*** MATERIAL SHOWN Section Begins ***
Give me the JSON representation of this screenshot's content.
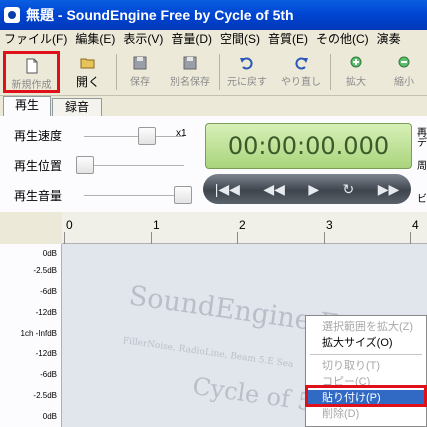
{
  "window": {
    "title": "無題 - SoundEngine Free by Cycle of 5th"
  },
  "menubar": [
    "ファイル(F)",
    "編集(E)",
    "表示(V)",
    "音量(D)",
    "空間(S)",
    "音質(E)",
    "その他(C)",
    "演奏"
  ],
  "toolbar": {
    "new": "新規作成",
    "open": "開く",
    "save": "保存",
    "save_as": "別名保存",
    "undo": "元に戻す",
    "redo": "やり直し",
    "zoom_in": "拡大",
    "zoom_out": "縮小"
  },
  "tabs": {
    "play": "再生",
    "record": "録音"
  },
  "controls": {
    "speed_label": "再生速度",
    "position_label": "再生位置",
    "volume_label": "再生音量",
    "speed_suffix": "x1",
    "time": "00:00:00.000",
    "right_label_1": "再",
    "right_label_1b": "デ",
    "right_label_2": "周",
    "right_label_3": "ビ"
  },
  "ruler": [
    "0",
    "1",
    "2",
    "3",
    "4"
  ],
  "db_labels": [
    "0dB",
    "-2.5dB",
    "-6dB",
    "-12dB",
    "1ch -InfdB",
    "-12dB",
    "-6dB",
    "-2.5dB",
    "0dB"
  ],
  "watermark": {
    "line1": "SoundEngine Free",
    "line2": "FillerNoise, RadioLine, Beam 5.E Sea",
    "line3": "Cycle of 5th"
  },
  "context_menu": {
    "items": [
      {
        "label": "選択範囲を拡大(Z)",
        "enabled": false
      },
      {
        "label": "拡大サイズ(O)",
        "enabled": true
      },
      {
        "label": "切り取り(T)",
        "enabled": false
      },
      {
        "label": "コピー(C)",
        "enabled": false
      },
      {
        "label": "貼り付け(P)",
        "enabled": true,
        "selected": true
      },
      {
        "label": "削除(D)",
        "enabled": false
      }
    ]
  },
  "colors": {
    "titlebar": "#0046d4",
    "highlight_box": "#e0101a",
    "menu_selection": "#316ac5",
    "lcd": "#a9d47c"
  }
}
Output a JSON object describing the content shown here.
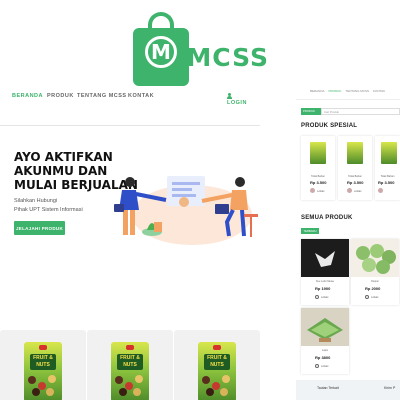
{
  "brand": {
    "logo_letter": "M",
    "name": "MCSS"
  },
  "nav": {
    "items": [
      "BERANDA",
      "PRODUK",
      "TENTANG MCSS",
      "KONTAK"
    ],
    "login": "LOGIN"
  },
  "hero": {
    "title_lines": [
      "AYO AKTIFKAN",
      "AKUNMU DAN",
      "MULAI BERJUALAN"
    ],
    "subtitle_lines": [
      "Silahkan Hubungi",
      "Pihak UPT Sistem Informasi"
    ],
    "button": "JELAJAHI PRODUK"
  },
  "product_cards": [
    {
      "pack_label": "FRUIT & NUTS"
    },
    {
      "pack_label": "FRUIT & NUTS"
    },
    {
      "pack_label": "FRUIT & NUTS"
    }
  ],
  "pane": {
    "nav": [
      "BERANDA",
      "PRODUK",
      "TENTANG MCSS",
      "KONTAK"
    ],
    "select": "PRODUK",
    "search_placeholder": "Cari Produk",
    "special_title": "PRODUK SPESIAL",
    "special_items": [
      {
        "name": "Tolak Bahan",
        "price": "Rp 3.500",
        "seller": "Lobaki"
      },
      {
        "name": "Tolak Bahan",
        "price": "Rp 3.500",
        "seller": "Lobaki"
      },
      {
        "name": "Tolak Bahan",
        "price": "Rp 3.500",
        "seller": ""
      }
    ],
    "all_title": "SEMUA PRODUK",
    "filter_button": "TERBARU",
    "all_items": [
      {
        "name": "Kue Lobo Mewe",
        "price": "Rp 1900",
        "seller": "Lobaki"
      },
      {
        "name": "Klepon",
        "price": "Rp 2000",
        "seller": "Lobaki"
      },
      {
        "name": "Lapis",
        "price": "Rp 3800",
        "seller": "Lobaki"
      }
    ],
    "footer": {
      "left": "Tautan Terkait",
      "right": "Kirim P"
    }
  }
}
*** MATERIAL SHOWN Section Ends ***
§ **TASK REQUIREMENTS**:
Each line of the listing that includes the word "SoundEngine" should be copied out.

§ **FINISHED TASK**:
    "title": "無題 - SoundEngine Free by Cycle of 5th"
    "line1": "SoundEngine Free",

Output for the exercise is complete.